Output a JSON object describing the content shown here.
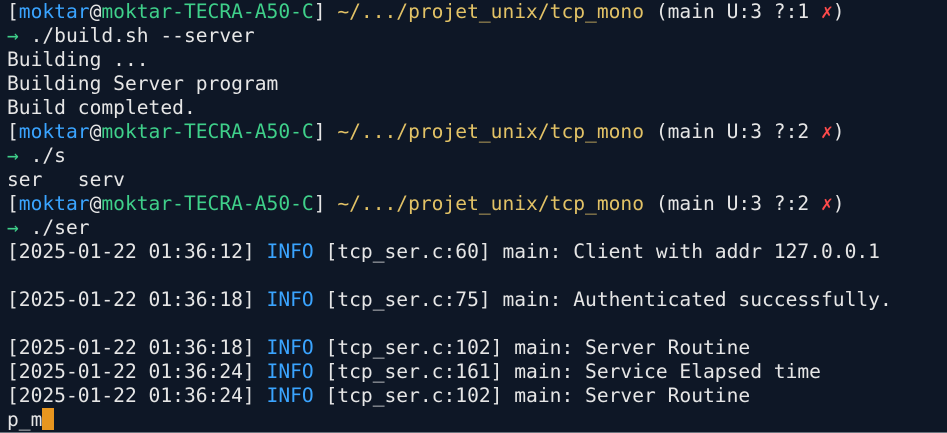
{
  "prompt": {
    "user": "moktar",
    "at": "@",
    "host": "moktar-TECRA-A50-C",
    "path": "~/.../projet_unix/tcp_mono",
    "arrow": "→",
    "fail": "✗"
  },
  "blocks": [
    {
      "git": "(main U:3 ?:1 ",
      "cmd": "./build.sh --server",
      "output": [
        "Building ...",
        "Building Server program",
        "Build completed."
      ]
    },
    {
      "git": "(main U:3 ?:2 ",
      "cmd": "./s",
      "output": [
        "ser   serv"
      ]
    },
    {
      "git": "(main U:3 ?:2 ",
      "cmd": "./ser"
    }
  ],
  "logs": [
    {
      "time": "[2025-01-22 01:36:12]",
      "level": "INFO",
      "src": "[tcp_ser.c:60]",
      "msg": "main: Client with addr 127.0.0.1",
      "blank_after": true
    },
    {
      "time": "[2025-01-22 01:36:18]",
      "level": "INFO",
      "src": "[tcp_ser.c:75]",
      "msg": "main: Authenticated successfully.",
      "blank_after": true
    },
    {
      "time": "[2025-01-22 01:36:18]",
      "level": "INFO",
      "src": "[tcp_ser.c:102]",
      "msg": "main: Server Routine",
      "blank_after": false
    },
    {
      "time": "[2025-01-22 01:36:24]",
      "level": "INFO",
      "src": "[tcp_ser.c:161]",
      "msg": "main: Service Elapsed time",
      "blank_after": false
    },
    {
      "time": "[2025-01-22 01:36:24]",
      "level": "INFO",
      "src": "[tcp_ser.c:102]",
      "msg": "main: Server Routine",
      "blank_after": false
    }
  ],
  "input_line": "p_m",
  "colors": {
    "background": "#0e1726",
    "user": "#3aa4ff",
    "host": "#3fd08a",
    "path": "#e2c266",
    "error": "#ff4b4b",
    "cursor": "#e8961f"
  }
}
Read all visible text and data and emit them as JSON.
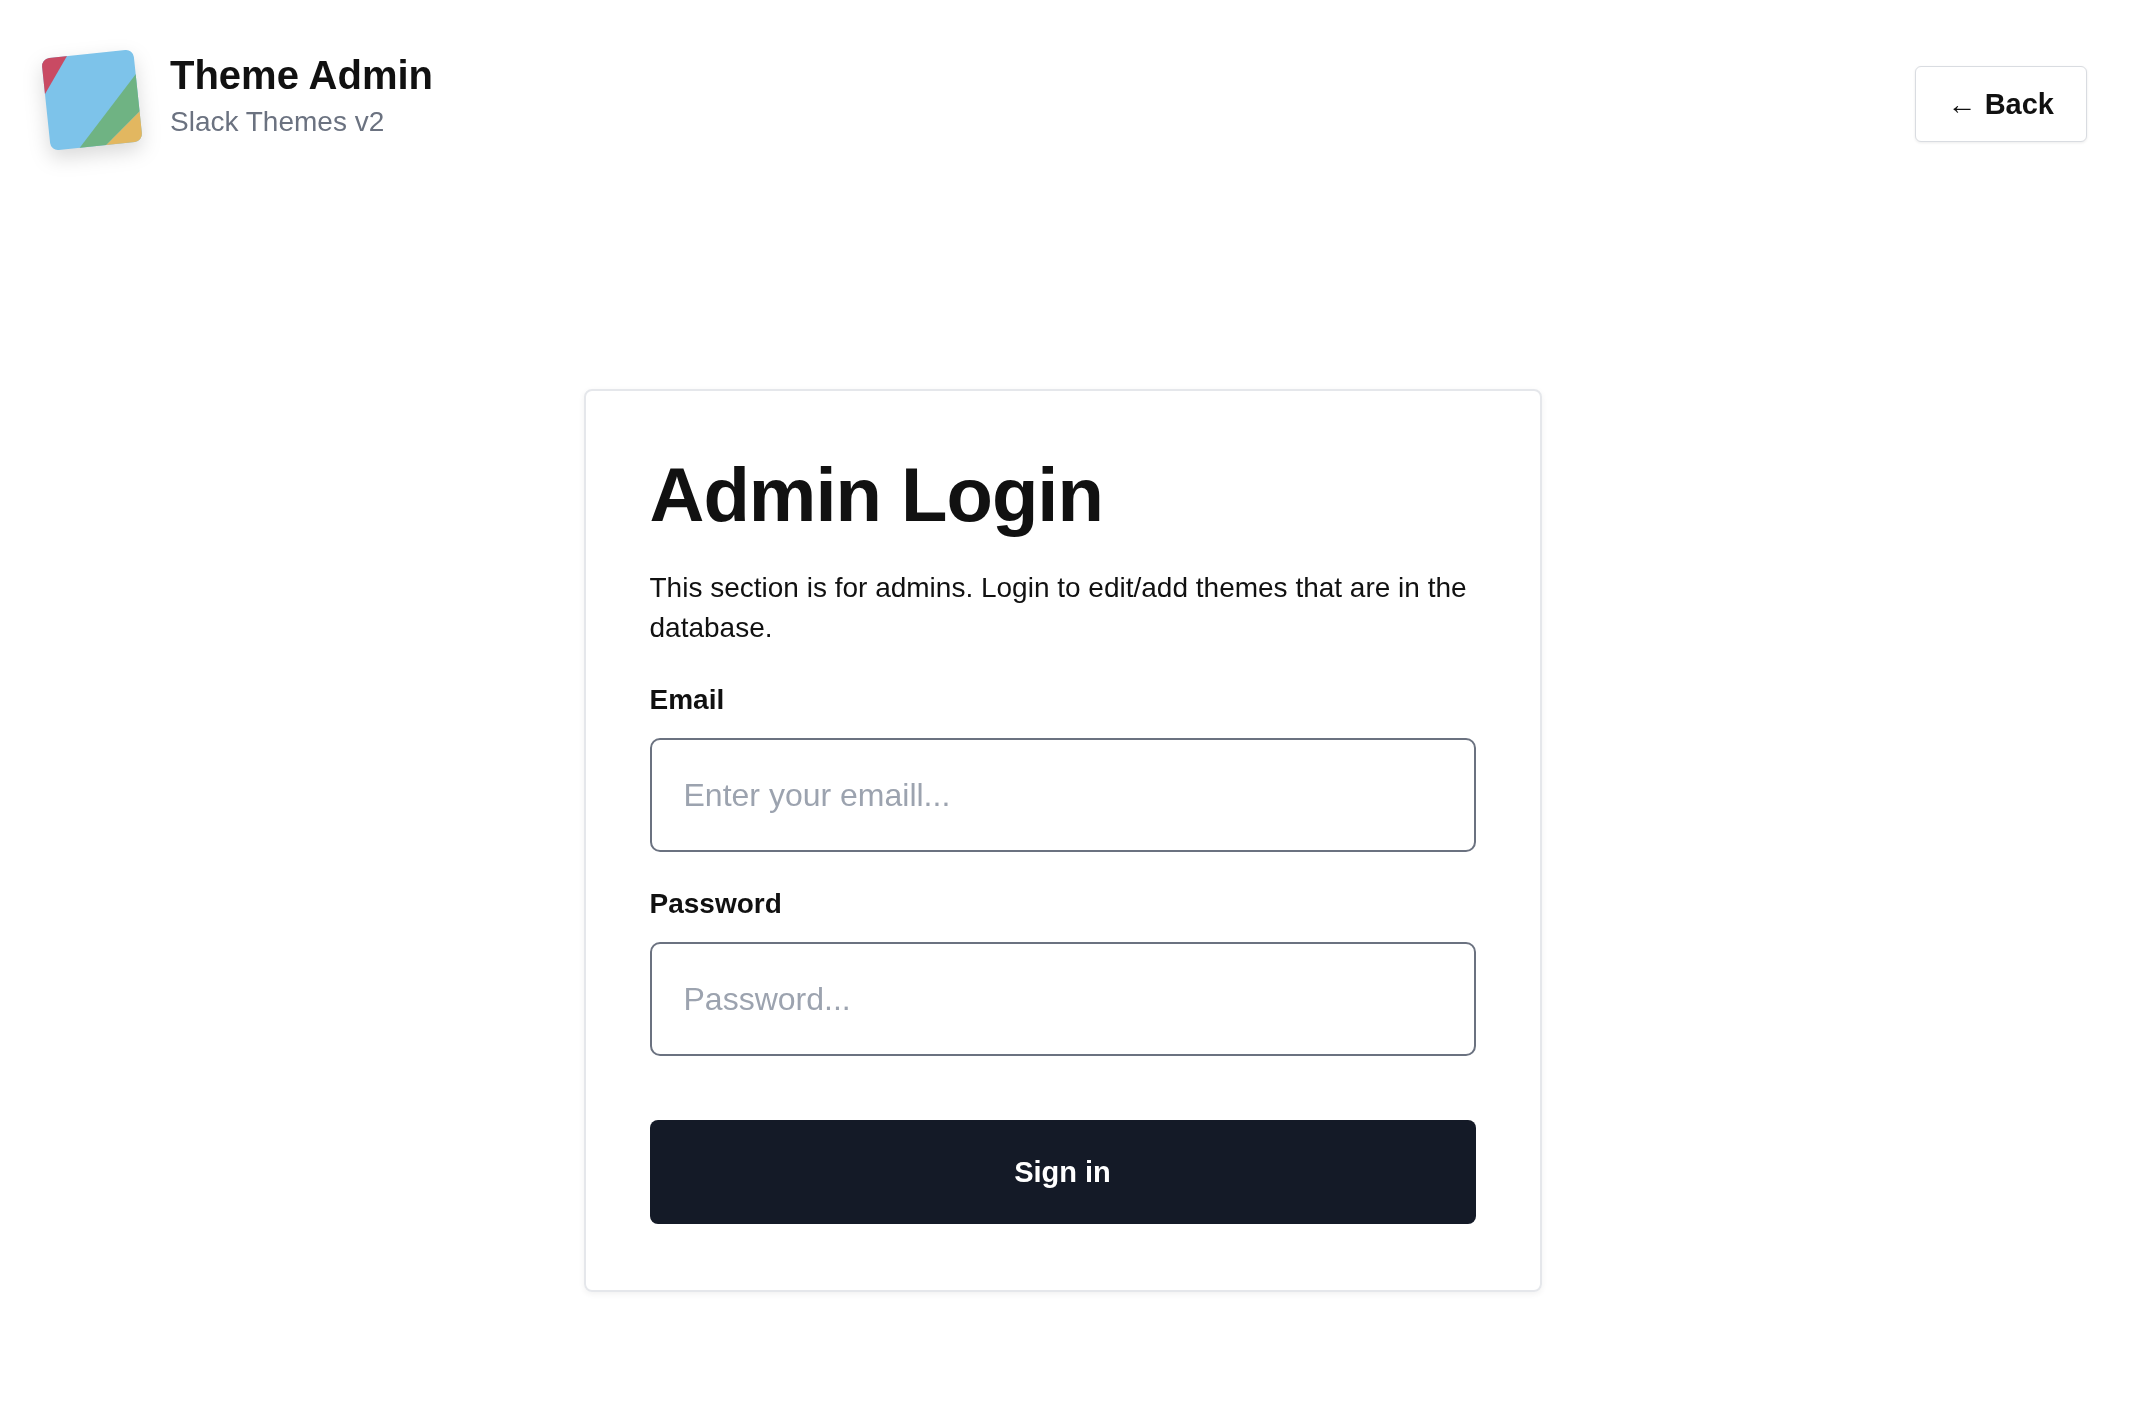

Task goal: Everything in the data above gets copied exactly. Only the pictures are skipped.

Task result:
Output a JSON object describing the content shown here.
{
  "prompt": {
    "user": "moktar",
    "at": "@",
    "host": "moktar-TECRA-A50-C",
    "path": "~/.../projet_unix/tcp_mono",
    "arrow": "→",
    "fail": "✗"
  },
  "blocks": [
    {
      "git": "(main U:3 ?:1 ",
      "cmd": "./build.sh --server",
      "output": [
        "Building ...",
        "Building Server program",
        "Build completed."
      ]
    },
    {
      "git": "(main U:3 ?:2 ",
      "cmd": "./s",
      "output": [
        "ser   serv"
      ]
    },
    {
      "git": "(main U:3 ?:2 ",
      "cmd": "./ser"
    }
  ],
  "logs": [
    {
      "time": "[2025-01-22 01:36:12]",
      "level": "INFO",
      "src": "[tcp_ser.c:60]",
      "msg": "main: Client with addr 127.0.0.1",
      "blank_after": true
    },
    {
      "time": "[2025-01-22 01:36:18]",
      "level": "INFO",
      "src": "[tcp_ser.c:75]",
      "msg": "main: Authenticated successfully.",
      "blank_after": true
    },
    {
      "time": "[2025-01-22 01:36:18]",
      "level": "INFO",
      "src": "[tcp_ser.c:102]",
      "msg": "main: Server Routine",
      "blank_after": false
    },
    {
      "time": "[2025-01-22 01:36:24]",
      "level": "INFO",
      "src": "[tcp_ser.c:161]",
      "msg": "main: Service Elapsed time",
      "blank_after": false
    },
    {
      "time": "[2025-01-22 01:36:24]",
      "level": "INFO",
      "src": "[tcp_ser.c:102]",
      "msg": "main: Server Routine",
      "blank_after": false
    }
  ],
  "input_line": "p_m",
  "colors": {
    "background": "#0e1726",
    "user": "#3aa4ff",
    "host": "#3fd08a",
    "path": "#e2c266",
    "error": "#ff4b4b",
    "cursor": "#e8961f"
  }
}
Read all visible text and data and emit them as JSON.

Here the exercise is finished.